■ Work item:
Scan the material below for the word "JSON", then copy every line in which it appears.

==== Records to use ====

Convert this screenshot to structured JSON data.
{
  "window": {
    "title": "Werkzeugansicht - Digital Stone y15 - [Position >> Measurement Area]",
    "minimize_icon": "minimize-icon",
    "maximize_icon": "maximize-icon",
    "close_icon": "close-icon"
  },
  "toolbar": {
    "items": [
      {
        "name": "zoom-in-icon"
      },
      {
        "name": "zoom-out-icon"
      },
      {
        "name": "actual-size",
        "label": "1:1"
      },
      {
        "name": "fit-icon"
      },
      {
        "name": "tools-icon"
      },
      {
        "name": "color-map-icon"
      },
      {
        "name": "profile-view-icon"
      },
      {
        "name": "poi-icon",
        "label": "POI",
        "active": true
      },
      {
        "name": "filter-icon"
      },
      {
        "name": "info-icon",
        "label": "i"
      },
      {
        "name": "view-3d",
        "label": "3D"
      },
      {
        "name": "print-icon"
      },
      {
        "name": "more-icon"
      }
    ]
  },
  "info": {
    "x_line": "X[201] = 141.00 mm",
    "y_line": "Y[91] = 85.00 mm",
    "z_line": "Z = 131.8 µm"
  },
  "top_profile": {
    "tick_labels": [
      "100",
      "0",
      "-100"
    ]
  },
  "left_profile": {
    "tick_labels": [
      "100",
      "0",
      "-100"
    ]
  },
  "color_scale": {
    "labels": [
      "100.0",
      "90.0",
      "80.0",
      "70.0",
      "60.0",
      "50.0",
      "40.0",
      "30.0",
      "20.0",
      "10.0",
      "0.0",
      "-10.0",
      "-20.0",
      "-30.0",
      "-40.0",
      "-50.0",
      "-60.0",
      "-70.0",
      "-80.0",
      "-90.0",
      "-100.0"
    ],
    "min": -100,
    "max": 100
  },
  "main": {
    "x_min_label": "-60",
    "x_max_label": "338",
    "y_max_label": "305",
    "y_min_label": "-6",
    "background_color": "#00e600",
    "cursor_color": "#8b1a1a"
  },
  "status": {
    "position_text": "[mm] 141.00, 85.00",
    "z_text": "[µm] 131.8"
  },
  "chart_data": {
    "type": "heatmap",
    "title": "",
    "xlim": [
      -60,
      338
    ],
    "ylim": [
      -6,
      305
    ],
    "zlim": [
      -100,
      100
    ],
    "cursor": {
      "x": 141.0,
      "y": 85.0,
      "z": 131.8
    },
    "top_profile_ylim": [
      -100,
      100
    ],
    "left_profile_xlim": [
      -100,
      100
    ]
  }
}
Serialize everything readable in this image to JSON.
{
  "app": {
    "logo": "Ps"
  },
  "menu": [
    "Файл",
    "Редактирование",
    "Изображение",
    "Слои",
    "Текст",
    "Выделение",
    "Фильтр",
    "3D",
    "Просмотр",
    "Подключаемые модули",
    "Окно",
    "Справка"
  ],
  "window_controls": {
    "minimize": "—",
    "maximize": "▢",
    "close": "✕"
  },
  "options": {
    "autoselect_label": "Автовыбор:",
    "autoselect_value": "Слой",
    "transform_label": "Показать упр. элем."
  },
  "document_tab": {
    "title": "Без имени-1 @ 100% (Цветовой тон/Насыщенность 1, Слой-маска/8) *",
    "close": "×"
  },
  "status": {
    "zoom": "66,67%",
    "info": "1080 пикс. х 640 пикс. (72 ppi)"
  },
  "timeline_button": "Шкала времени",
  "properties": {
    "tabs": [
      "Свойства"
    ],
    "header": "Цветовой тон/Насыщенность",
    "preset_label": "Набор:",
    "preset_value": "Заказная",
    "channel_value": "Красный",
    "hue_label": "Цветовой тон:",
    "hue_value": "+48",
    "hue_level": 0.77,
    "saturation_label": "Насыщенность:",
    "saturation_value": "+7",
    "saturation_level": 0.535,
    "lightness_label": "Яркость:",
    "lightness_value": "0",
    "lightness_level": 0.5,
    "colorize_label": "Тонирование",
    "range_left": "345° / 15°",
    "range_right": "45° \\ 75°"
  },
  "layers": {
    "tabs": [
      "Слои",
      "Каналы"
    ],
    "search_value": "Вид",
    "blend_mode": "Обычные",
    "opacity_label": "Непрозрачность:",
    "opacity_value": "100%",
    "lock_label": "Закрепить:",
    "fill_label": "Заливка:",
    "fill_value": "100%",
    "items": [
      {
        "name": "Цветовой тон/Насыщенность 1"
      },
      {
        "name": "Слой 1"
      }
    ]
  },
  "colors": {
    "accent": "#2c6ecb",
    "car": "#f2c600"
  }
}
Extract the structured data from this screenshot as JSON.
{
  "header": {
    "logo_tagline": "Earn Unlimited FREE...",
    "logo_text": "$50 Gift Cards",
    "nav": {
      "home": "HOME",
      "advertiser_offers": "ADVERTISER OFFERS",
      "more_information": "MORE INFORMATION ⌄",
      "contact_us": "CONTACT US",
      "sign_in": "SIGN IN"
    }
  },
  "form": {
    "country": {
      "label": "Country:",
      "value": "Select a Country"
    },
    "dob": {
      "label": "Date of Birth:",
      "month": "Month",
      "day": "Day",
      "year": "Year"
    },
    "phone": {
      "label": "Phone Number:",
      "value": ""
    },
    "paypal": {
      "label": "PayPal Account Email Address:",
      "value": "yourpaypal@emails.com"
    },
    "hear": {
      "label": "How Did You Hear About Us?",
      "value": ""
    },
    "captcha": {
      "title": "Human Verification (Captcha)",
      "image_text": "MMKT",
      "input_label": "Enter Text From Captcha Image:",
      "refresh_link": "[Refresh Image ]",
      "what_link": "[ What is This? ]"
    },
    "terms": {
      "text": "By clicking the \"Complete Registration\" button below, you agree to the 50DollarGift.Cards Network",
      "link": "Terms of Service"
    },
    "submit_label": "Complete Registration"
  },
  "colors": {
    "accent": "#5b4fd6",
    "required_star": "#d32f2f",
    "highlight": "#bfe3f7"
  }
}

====

■ Answer for this exercise:
Convert this screenshot to structured JSON data.
Serialize everything readable in this image to JSON.
Extract the structured data from this screenshot as JSON.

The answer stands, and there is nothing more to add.